Historical grievance

The effort to celebrate the day as a unifying event, its detractors feel, is a convenient attempt to sugar coat troublesome history. Some of those who oppose it, have advocated moving the day to a different date and fully detaching it from an event which the native Australians cannot accept as celebration-worthy. In 1938 the celebration was countered by a ‘Day of Mourning’. 50 years later in 1988 Aboriginal people observed ‘Invasion Day’ in Sydney on the 26th. The push for changing the date is still going on and the subject occupied headlines in Australia in every January for the past few years. The assistant immigration minister, Alex Hawke said last week, on January 16, 2018, that he has not heard a “reasonable argument” to support changing the date of Australia Day, The Guardian reports. The ongoing demand also propelled Prime Minister Malcolm Turnbull to say that he was “disappointed by those who want to change the date of Australia Day.” Prime Minister Turnbull thinks that doing so is tantamount to “denying" history.
The bilateral relationship has strengthened after 9/11 when Australia stood as one of the most preferred choices for Bangladeshi students to go to

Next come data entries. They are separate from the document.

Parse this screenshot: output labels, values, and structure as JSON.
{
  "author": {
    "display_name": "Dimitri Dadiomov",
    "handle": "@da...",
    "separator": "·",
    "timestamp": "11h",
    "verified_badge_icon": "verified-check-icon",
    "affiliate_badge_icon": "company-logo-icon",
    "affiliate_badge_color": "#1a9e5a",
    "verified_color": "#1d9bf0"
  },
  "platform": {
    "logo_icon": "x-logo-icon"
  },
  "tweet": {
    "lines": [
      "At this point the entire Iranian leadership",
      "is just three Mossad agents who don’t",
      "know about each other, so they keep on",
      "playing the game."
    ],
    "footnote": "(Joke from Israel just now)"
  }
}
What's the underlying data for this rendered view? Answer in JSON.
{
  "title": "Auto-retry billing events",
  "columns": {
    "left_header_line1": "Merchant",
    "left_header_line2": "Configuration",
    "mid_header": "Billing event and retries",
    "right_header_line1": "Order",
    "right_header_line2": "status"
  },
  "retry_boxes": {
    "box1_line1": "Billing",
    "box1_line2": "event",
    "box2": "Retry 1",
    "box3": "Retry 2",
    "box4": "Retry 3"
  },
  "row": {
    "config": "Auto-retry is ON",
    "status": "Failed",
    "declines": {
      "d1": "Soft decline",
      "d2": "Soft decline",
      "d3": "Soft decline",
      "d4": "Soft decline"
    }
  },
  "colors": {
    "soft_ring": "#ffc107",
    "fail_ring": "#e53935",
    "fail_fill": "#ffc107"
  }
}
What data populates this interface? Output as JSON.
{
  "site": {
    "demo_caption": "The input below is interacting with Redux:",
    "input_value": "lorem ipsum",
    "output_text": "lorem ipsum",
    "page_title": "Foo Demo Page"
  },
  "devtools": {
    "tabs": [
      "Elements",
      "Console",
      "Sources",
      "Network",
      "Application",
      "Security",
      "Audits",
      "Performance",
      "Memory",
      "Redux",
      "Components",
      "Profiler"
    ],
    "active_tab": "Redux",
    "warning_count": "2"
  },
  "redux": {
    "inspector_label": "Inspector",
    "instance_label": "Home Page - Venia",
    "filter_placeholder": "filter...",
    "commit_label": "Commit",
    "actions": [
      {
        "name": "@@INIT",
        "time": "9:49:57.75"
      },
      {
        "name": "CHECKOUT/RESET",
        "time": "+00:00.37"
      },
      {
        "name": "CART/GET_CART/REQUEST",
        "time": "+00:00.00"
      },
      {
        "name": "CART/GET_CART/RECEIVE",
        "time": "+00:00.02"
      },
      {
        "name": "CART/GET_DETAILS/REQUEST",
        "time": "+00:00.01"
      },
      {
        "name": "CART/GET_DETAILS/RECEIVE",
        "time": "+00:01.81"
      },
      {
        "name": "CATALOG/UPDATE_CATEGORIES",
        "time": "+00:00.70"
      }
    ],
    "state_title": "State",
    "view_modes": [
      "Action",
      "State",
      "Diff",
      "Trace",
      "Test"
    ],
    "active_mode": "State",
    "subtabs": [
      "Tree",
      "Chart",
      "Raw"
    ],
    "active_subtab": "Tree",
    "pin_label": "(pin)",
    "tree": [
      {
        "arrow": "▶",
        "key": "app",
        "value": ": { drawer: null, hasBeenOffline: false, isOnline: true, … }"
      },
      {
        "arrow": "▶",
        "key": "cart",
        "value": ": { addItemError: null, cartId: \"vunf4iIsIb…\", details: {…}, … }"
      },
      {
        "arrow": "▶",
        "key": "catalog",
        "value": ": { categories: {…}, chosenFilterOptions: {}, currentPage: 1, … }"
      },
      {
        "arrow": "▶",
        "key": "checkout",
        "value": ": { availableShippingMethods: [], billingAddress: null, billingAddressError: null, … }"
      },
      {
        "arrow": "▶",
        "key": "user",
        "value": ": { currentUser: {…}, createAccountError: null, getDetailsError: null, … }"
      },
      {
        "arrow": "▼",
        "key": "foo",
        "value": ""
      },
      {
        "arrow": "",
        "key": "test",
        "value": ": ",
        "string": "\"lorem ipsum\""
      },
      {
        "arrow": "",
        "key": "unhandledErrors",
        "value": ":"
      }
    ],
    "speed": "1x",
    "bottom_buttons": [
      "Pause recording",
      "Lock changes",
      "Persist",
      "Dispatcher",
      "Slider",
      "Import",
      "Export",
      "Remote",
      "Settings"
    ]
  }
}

Bangladesh Australia relations

Australia was among the first countries in the world to recognize Bangladesh after the country's independence in 1971. It continues to be a very important partner nation for Bangladesh. “Australia is a significant trading and development partner of Bangladesh. There is a significant number of Bangladeshis live in Australia, where migration began from 1970s. Bangladeshis were counted separately in Australian census since 1976. The bilateral relationship has strengthened after 9/11 when Australia stood as one of the most preferred choices for Bangladeshi students to go to. A number of Australian scholarships also provide a significant opportunity for civil servants as well as the intellectual community to study in Australia. This has been one of the avenues for Australia to develop its soft power in Bangladesh,” said Professor Lailufar Yasmin, PhD, of Department of International Relations, University of Dhaka. Commenting on what is the most important aspect in Bangladesh-Australia relations, Professor Yasmin said that trade and access to higher studies and skilled migration to Australia are two important aspects from Bangladesh’s perspective. “Since Australia granted duty-free access for Bangladeshi goods to its market, the bilateral trade has grown significantly and now amounts to around AUD1 billion with Bangladesh’s exports amounting to AUD450 million,” she said. “There is also a presence of a significant Bangladeshi community in Sydney primarily and some in Melbourne, Canberra and other regional capitals. With the relaxation of Australian visa procedure and increased surveillance in obtaining a US student visa, a large number of migration to Australia took place in early 2000. For Australia, tackling illegal migration from Bangladesh is a priority and successive visiting Australian government high officials have stressed on this matter,” Professor Yasmin added.